%%
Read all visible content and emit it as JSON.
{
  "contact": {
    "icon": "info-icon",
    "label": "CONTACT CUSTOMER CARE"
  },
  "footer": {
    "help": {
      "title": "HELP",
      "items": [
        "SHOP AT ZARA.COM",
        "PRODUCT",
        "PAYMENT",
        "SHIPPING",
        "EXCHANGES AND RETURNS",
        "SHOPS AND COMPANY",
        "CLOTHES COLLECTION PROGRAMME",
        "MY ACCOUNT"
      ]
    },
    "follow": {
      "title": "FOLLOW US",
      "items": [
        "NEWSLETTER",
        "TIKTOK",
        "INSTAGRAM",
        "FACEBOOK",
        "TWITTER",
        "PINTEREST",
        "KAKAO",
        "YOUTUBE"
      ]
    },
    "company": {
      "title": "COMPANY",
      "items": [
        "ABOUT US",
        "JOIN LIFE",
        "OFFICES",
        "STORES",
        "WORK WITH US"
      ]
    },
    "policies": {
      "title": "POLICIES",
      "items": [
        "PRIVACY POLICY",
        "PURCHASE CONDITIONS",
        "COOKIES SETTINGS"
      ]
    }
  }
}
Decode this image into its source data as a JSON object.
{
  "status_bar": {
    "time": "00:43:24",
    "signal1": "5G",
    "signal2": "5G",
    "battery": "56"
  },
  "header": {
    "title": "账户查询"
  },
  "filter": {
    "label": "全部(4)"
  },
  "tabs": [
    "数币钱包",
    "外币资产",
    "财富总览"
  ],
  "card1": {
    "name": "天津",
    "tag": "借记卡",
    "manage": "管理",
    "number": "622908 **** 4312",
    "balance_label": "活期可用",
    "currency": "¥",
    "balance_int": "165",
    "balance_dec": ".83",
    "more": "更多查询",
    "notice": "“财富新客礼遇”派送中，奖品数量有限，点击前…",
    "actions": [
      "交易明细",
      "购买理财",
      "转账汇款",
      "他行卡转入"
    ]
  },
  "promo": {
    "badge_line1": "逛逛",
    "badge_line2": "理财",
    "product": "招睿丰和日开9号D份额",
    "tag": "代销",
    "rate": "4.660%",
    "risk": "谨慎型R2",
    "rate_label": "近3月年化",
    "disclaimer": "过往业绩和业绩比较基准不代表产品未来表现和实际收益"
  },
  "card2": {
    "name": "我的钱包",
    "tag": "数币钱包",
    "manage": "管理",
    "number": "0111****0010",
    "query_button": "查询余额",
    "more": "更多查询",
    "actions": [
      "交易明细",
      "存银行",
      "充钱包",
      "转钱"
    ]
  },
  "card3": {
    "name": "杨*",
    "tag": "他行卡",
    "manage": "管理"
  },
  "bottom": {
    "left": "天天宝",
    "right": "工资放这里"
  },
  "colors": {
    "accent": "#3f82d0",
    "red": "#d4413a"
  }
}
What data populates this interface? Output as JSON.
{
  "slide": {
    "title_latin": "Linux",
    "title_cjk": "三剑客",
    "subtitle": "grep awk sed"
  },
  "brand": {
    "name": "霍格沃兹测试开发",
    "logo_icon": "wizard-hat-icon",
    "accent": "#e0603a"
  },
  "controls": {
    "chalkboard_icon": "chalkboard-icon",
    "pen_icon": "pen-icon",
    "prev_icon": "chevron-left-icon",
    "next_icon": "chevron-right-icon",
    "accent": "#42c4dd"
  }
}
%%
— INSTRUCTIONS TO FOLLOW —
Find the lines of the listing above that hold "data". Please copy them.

— REPLY TO THE EXERCISE —
Decode this image into its source data as a JSON object.
What data populates this interface? Output as JSON.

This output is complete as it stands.